TO DO -> Copy every record exactly. Nothing may be skipped.

INPUT FOR THIS TASK ->
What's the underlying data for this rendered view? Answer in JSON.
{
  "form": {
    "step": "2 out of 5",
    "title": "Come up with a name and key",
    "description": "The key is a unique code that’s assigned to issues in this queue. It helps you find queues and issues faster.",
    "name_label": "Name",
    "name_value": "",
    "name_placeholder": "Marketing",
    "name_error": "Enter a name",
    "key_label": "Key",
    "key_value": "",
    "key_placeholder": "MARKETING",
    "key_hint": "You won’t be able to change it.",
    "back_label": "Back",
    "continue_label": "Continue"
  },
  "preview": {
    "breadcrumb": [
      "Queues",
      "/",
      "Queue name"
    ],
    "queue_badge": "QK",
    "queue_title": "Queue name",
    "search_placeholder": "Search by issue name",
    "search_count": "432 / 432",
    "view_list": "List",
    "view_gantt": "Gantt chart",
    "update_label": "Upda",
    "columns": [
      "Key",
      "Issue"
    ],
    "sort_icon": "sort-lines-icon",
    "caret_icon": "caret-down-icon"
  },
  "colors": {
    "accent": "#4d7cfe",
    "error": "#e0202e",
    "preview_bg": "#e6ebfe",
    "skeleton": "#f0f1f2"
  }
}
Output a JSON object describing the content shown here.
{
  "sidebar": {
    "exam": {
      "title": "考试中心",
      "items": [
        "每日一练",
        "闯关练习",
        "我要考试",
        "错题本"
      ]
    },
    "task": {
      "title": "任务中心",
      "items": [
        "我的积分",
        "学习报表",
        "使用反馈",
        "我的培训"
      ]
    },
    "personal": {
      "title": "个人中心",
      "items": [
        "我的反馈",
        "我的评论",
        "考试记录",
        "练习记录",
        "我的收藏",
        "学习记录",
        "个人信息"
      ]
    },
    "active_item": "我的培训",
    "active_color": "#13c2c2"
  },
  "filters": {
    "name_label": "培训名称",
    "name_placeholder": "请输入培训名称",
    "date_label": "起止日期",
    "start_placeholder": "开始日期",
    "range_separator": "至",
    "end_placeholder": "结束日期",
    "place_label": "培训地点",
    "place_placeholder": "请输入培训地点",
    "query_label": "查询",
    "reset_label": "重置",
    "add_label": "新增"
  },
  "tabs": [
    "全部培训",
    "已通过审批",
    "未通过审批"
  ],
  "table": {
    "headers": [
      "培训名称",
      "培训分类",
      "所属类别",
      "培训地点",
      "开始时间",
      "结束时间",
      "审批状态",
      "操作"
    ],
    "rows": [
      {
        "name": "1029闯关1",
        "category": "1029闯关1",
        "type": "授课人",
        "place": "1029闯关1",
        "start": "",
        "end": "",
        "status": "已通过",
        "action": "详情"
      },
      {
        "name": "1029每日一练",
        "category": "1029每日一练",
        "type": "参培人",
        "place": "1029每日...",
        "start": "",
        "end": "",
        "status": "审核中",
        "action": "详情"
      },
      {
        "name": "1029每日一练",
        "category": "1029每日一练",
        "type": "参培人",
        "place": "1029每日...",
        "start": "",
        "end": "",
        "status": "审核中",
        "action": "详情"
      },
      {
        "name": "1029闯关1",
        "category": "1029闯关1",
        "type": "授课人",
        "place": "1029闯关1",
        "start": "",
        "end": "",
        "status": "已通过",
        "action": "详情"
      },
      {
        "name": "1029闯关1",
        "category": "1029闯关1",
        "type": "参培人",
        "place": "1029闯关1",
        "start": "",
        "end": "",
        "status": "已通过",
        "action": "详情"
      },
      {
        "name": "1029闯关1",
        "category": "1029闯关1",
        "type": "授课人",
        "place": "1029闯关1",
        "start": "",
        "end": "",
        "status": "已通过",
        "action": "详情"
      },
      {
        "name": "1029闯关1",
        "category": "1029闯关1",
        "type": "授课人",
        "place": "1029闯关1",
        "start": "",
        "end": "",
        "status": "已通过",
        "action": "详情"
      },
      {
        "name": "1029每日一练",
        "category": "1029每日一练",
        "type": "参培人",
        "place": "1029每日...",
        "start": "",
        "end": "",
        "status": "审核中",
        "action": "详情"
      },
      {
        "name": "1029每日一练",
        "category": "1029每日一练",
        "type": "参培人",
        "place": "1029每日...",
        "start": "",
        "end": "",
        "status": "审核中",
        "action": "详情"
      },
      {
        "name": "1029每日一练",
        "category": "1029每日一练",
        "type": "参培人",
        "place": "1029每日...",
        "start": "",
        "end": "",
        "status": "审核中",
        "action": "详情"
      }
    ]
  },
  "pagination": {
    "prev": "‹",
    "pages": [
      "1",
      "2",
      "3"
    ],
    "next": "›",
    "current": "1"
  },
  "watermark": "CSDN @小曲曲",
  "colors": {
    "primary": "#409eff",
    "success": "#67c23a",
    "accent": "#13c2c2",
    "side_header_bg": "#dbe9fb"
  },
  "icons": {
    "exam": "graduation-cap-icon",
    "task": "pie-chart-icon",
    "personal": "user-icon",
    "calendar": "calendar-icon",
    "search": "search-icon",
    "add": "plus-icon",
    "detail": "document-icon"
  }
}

RESPONSE ->
What's the underlying data for this rendered view? Answer in JSON.
{
  "form": {
    "step": "2 out of 5",
    "title": "Come up with a name and key",
    "description": "The key is a unique code that’s assigned to issues in this queue. It helps you find queues and issues faster.",
    "name_label": "Name",
    "name_value": "",
    "name_placeholder": "Marketing",
    "name_error": "Enter a name",
    "key_label": "Key",
    "key_value": "",
    "key_placeholder": "MARKETING",
    "key_hint": "You won’t be able to change it.",
    "back_label": "Back",
    "continue_label": "Continue"
  },
  "preview": {
    "breadcrumb": [
      "Queues",
      "/",
      "Queue name"
    ],
    "queue_badge": "QK",
    "queue_title": "Queue name",
    "search_placeholder": "Search by issue name",
    "search_count": "432 / 432",
    "view_list": "List",
    "view_gantt": "Gantt chart",
    "update_label": "Upda",
    "columns": [
      "Key",
      "Issue"
    ],
    "sort_icon": "sort-lines-icon",
    "caret_icon": "caret-down-icon"
  },
  "colors": {
    "accent": "#4d7cfe",
    "error": "#e0202e",
    "preview_bg": "#e6ebfe",
    "skeleton": "#f0f1f2"
  }
}
Output a JSON object describing the content shown here.
{
  "sidebar": {
    "exam": {
      "title": "考试中心",
      "items": [
        "每日一练",
        "闯关练习",
        "我要考试",
        "错题本"
      ]
    },
    "task": {
      "title": "任务中心",
      "items": [
        "我的积分",
        "学习报表",
        "使用反馈",
        "我的培训"
      ]
    },
    "personal": {
      "title": "个人中心",
      "items": [
        "我的反馈",
        "我的评论",
        "考试记录",
        "练习记录",
        "我的收藏",
        "学习记录",
        "个人信息"
      ]
    },
    "active_item": "我的培训",
    "active_color": "#13c2c2"
  },
  "filters": {
    "name_label": "培训名称",
    "name_placeholder": "请输入培训名称",
    "date_label": "起止日期",
    "start_placeholder": "开始日期",
    "range_separator": "至",
    "end_placeholder": "结束日期",
    "place_label": "培训地点",
    "place_placeholder": "请输入培训地点",
    "query_label": "查询",
    "reset_label": "重置",
    "add_label": "新增"
  },
  "tabs": [
    "全部培训",
    "已通过审批",
    "未通过审批"
  ],
  "table": {
    "headers": [
      "培训名称",
      "培训分类",
      "所属类别",
      "培训地点",
      "开始时间",
      "结束时间",
      "审批状态",
      "操作"
    ],
    "rows": [
      {
        "name": "1029闯关1",
        "category": "1029闯关1",
        "type": "授课人",
        "place": "1029闯关1",
        "start": "",
        "end": "",
        "status": "已通过",
        "action": "详情"
      },
      {
        "name": "1029每日一练",
        "category": "1029每日一练",
        "type": "参培人",
        "place": "1029每日...",
        "start": "",
        "end": "",
        "status": "审核中",
        "action": "详情"
      },
      {
        "name": "1029每日一练",
        "category": "1029每日一练",
        "type": "参培人",
        "place": "1029每日...",
        "start": "",
        "end": "",
        "status": "审核中",
        "action": "详情"
      },
      {
        "name": "1029闯关1",
        "category": "1029闯关1",
        "type": "授课人",
        "place": "1029闯关1",
        "start": "",
        "end": "",
        "status": "已通过",
        "action": "详情"
      },
      {
        "name": "1029闯关1",
        "category": "1029闯关1",
        "type": "参培人",
        "place": "1029闯关1",
        "start": "",
        "end": "",
        "status": "已通过",
        "action": "详情"
      },
      {
        "name": "1029闯关1",
        "category": "1029闯关1",
        "type": "授课人",
        "place": "1029闯关1",
        "start": "",
        "end": "",
        "status": "已通过",
        "action": "详情"
      },
      {
        "name": "1029闯关1",
        "category": "1029闯关1",
        "type": "授课人",
        "place": "1029闯关1",
        "start": "",
        "end": "",
        "status": "已通过",
        "action": "详情"
      },
      {
        "name": "1029每日一练",
        "category": "1029每日一练",
        "type": "参培人",
        "place": "1029每日...",
        "start": "",
        "end": "",
        "status": "审核中",
        "action": "详情"
      },
      {
        "name": "1029每日一练",
        "category": "1029每日一练",
        "type": "参培人",
        "place": "1029每日...",
        "start": "",
        "end": "",
        "status": "审核中",
        "action": "详情"
      },
      {
        "name": "1029每日一练",
        "category": "1029每日一练",
        "type": "参培人",
        "place": "1029每日...",
        "start": "",
        "end": "",
        "status": "审核中",
        "action": "详情"
      }
    ]
  },
  "pagination": {
    "prev": "‹",
    "pages": [
      "1",
      "2",
      "3"
    ],
    "next": "›",
    "current": "1"
  },
  "watermark": "CSDN @小曲曲",
  "colors": {
    "primary": "#409eff",
    "success": "#67c23a",
    "accent": "#13c2c2",
    "side_header_bg": "#dbe9fb"
  },
  "icons": {
    "exam": "graduation-cap-icon",
    "task": "pie-chart-icon",
    "personal": "user-icon",
    "calendar": "calendar-icon",
    "search": "search-icon",
    "add": "plus-icon",
    "detail": "document-icon"
  }
}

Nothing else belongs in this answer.